Hartley Farm was originally where Coulsdon Court is today. It was moved to its present site c. 1850 when Thomas Byron, the Lord of the Manor of Coulsdon, demolished the original one to build Coulsdon Court in its original place. It was farmed by George Leppard from 1878 to 1903, W.T. Towler from 1905 to 1908, William Hoare from 1909 to 1912 and the Bailey brothers from 1913 to 1915 and possibly onwards.
Old Lodge Farm
In 1837, this farm was owned by Thomas Byron and tenanted by Charles Bleaden. The 1851 census shows the farm of 315 acres being occupied by William Hay and employing 9 labourers. Francis Clarke Rowland was there in 1869, George Leppard 1870-1878 (at which date he moved to Hartley Farm), Robert Templeton 1878-1881, Maurice (or Morris) Martingale (or Martingell) 1890-1916 and Robert Jones from 1917-1920. The farm was owned by William Hall snr. from 1878-1889 and his two sons from 1890-1916.
We know more about Old Lodge Farm than probably any other farm in the Purley district, thanks to the enlightening record left by William Martingell. He tells us that he was born at the farm in 1890. His father, Maurice, took over the farm in 1875 at the age of 20. The farm estate started at Reedham Orphanage and stretched to Sir Joseph Lawrence’s ground which began at Caterham Drive. In width, it extended from Higher Drive/Cullesden Road to St Peter’s Hall in Hayes Lane. The farmhouse was near were Reedham Park Tennis Courts are now. Very good crops were grown on the estate, most of the wheat being old to Wallis Flour Mills in Wallington. “I often used to help take (probably c.1905) the wheat on our own waggons”, he remarked, which would hold 2-3 tons at a time. The swedes, mangolds and potatoes were taken to the ols Stoats Nest railway siding. “We also grew sugar beet and this was sold direct to the jam people… We kept pigs, goats, rabbits, cows and chickens”. Mr. G.V. Hall, who owned he farm, was a big food importer and any food that was condemned for human consumption at the docks was brought down for the animals on the farm.

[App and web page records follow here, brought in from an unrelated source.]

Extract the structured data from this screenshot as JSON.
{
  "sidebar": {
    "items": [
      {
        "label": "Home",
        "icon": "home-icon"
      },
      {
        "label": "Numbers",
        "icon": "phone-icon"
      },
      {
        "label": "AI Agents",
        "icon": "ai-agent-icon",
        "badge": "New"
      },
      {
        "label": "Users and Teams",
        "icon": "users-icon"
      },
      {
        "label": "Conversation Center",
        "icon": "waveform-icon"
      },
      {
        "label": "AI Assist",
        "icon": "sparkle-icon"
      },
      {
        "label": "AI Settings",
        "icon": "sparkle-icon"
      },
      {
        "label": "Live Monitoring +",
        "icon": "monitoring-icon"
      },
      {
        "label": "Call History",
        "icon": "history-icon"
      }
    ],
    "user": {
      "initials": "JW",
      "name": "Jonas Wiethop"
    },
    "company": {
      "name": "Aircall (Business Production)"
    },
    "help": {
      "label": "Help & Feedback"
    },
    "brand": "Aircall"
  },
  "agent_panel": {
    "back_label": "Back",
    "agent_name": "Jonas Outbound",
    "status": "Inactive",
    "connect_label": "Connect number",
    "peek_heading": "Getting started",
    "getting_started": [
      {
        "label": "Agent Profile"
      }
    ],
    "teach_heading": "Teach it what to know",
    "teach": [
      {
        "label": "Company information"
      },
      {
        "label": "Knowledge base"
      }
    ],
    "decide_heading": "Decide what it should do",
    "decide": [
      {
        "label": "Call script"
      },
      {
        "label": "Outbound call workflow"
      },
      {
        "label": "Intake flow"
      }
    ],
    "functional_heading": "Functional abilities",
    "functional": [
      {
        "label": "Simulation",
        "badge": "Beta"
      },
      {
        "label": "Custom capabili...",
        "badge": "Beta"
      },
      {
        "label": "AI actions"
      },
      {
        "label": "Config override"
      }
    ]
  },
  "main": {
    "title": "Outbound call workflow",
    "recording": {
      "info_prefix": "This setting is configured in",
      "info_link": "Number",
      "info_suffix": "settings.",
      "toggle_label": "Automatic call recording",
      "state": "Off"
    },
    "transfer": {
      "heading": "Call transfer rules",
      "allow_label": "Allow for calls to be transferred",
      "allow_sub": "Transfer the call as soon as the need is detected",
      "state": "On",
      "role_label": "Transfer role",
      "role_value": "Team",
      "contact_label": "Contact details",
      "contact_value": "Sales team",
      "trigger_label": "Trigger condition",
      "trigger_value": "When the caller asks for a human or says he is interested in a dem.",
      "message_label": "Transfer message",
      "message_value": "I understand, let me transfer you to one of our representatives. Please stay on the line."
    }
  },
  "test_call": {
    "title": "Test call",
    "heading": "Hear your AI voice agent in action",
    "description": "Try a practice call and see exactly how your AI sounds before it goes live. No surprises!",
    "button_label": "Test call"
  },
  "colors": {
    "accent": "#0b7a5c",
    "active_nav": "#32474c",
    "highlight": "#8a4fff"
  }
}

Bullocks and pigs were fattened and old to the local butchers, A & P Markwick of Purley and Coulsdon and to Mr George Hyde at Purley. Some of these animals were also taken to Redhill Cattle Market. The farm had a herd of between 15-20 cows.

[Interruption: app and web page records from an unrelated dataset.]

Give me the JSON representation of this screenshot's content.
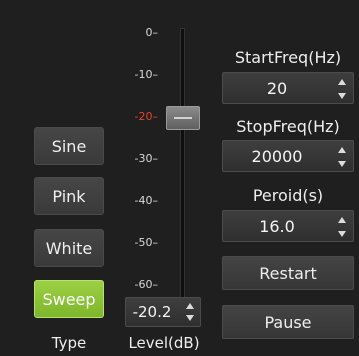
{
  "type_buttons": [
    {
      "label": "Sine",
      "active": false
    },
    {
      "label": "Pink",
      "active": false
    },
    {
      "label": "White",
      "active": false
    },
    {
      "label": "Sweep",
      "active": true
    }
  ],
  "type_label": "Type",
  "level": {
    "ticks": [
      "0",
      "-10",
      "-20",
      "-30",
      "-40",
      "-50",
      "-60"
    ],
    "highlight_tick": "-20",
    "value": "-20.2",
    "label": "Level(dB)"
  },
  "start_freq": {
    "label": "StartFreq(Hz)",
    "value": "20"
  },
  "stop_freq": {
    "label": "StopFreq(Hz)",
    "value": "20000"
  },
  "period": {
    "label": "Peroid(s)",
    "value": "16.0"
  },
  "actions": {
    "restart": "Restart",
    "pause": "Pause"
  },
  "colors": {
    "background": "#1f1f1f",
    "active_button": "#8cc43a",
    "highlight_tick": "#e8412c"
  }
}
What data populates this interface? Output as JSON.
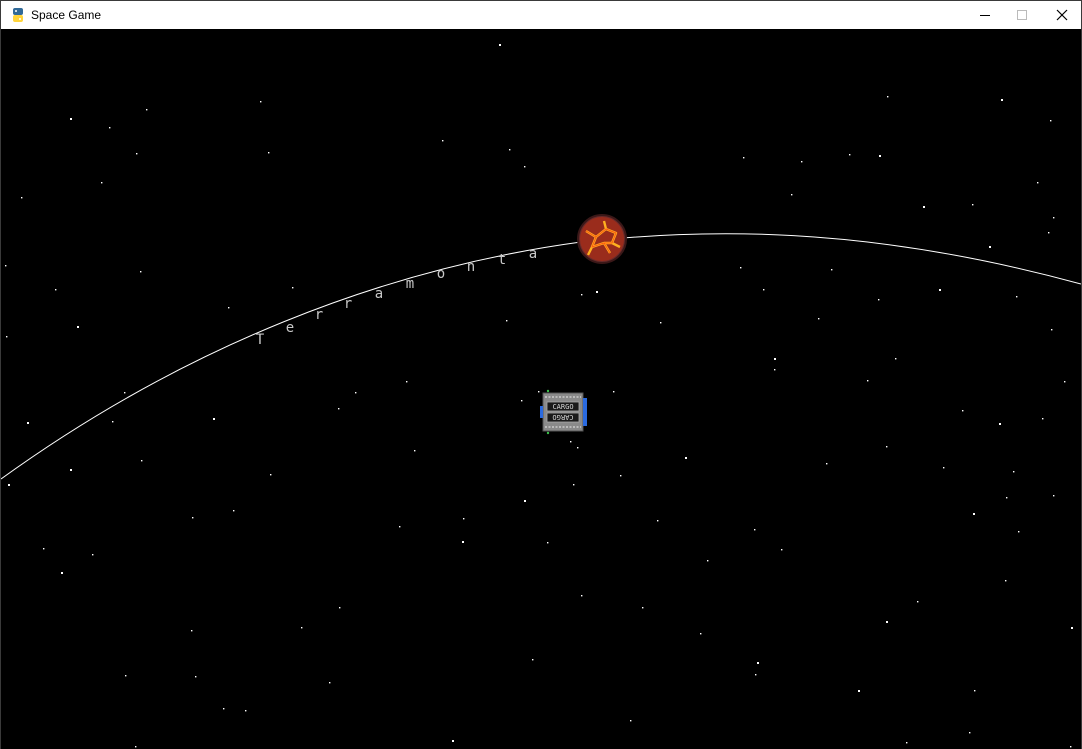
{
  "window": {
    "title": "Space Game",
    "icon": "python-snake-icon",
    "controls": [
      "minimize-icon",
      "maximize-icon",
      "close-icon"
    ]
  },
  "game": {
    "planet": {
      "name": "Terramonta",
      "name_letters": [
        "T",
        "e",
        "r",
        "r",
        "a",
        "m",
        "o",
        "n",
        "t",
        "a"
      ],
      "color_core": "#e8501a",
      "color_crust": "#6a2a2a",
      "color_lava": "#ffb020"
    },
    "orbit_color": "#ffffff",
    "ship": {
      "cargo_text": "CARGO",
      "hull_color": "#8a8a8a",
      "engine_color": "#2a6ae0"
    },
    "background_color": "#000000",
    "star_color": "#ffffff"
  }
}
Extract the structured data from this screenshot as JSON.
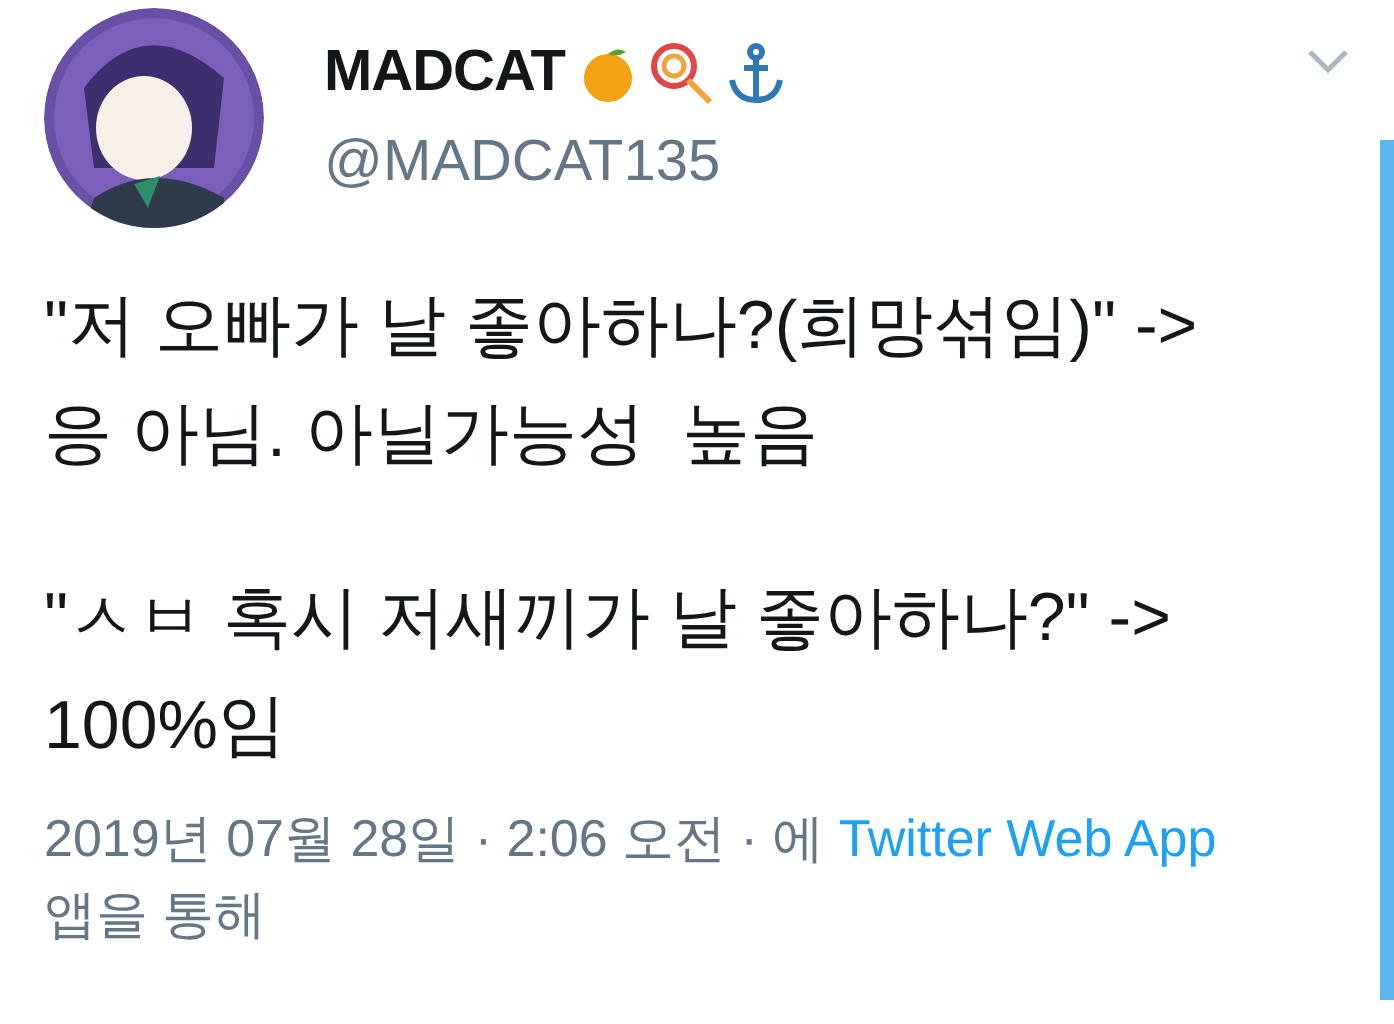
{
  "author": {
    "name": "MADCAT",
    "handle": "@MADCAT135"
  },
  "paragraphs": [
    "\"저 오빠가 날 좋아하나?(희망섞임)\" -> 응 아님. 아닐가능성  높음",
    "\"ㅅㅂ 혹시 저새끼가 날 좋아하나?\" -> 100%임"
  ],
  "meta": {
    "prefix": "2019년 07월 28일 · 2:06 오전 · 에 ",
    "link": "Twitter Web App",
    "suffix": " 앱을 통해"
  }
}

Before going to scholl each day, William said he did a milk round. He further added that “I had to carry the milk by hand because of the hills. It was in two cans of 2 gallons each, each weighing just over 20lbs. I tried using a yoke, but I couldn’t get on with it. I used to carry these cans up to service the big houss in Firs Road, Kenley, and kept it up until I left school when I was 14 (c.1904). The farms also kept about 2,000 chickens, their eggs being taken to Purley, Coulsdon and South Croydon.
A London hotel often sent a telegram to Mr. Martingell snr, requesting that half a dozen chickens be sent the following day on a certain train from Purley to Victoria. “Local women”, said William, “were employed to pluck the chickens, getting 4d per bird. The fine feathers went to pillow makers in London; the remainder wend to make shoddy”. Both William’s brothers helped their father on the farm, and beside the four men employed to look after the chickens there were two cowmen, two carters and a gardener. William live with his family on the farm until he was 22 and helped look after the garden.
Source: Image reproduced from “Village Histories 1. Purley”, with the kind permission of The Bourne Society.